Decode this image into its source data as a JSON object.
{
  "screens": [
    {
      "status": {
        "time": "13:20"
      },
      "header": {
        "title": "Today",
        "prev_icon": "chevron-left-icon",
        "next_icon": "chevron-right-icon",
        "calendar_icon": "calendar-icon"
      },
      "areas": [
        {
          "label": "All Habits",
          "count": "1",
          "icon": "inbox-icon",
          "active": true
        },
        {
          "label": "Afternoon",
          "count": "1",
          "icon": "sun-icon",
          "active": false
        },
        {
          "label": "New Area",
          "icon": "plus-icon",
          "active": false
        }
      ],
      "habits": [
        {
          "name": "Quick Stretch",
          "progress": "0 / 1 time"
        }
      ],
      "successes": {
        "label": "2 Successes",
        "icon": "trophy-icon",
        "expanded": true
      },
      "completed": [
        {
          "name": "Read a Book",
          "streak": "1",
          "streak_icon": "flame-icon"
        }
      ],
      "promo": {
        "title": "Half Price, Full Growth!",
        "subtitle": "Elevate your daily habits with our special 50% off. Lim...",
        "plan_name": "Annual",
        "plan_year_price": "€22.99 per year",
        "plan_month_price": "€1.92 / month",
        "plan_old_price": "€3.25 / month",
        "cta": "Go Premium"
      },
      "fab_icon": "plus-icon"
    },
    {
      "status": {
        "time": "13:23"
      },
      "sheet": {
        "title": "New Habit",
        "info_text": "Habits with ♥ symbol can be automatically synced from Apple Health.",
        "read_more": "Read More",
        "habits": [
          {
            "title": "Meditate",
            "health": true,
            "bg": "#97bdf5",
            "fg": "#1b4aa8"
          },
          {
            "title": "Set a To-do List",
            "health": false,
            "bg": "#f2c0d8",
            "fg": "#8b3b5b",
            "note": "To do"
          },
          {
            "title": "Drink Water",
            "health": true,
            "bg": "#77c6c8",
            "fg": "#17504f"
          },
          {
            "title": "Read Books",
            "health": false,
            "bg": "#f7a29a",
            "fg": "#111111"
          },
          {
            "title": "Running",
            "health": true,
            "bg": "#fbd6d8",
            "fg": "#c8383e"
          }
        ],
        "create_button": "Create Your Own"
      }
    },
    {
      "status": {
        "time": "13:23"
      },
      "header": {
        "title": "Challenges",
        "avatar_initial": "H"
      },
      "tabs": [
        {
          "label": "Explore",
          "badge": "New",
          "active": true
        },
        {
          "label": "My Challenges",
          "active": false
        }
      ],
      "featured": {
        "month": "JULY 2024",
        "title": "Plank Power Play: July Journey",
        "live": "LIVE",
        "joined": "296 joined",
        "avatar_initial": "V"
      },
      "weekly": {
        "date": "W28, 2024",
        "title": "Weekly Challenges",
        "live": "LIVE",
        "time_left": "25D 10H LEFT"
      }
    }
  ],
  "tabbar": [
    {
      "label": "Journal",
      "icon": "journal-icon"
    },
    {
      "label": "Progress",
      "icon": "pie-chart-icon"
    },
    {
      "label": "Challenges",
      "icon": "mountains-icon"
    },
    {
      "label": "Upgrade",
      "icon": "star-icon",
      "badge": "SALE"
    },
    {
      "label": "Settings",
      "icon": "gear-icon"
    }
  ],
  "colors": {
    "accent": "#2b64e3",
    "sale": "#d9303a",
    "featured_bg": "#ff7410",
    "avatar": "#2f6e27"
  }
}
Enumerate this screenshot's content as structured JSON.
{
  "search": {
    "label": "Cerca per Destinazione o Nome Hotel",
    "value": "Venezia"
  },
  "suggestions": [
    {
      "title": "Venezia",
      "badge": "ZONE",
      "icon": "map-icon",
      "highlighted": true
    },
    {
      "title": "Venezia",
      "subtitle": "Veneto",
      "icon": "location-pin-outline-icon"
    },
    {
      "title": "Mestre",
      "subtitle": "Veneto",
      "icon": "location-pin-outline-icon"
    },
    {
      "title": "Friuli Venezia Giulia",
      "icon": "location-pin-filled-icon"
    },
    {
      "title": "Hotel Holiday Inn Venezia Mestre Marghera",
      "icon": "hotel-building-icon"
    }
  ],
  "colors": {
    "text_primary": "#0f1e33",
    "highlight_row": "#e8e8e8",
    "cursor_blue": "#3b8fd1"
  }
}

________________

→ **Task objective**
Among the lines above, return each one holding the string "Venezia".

→ **Response**
    "value": "Venezia"
      "title": "Venezia",
      "title": "Venezia",
      "title": "Friuli Venezia Giulia",
      "title": "Hotel Holiday Inn Venezia Mestre Marghera",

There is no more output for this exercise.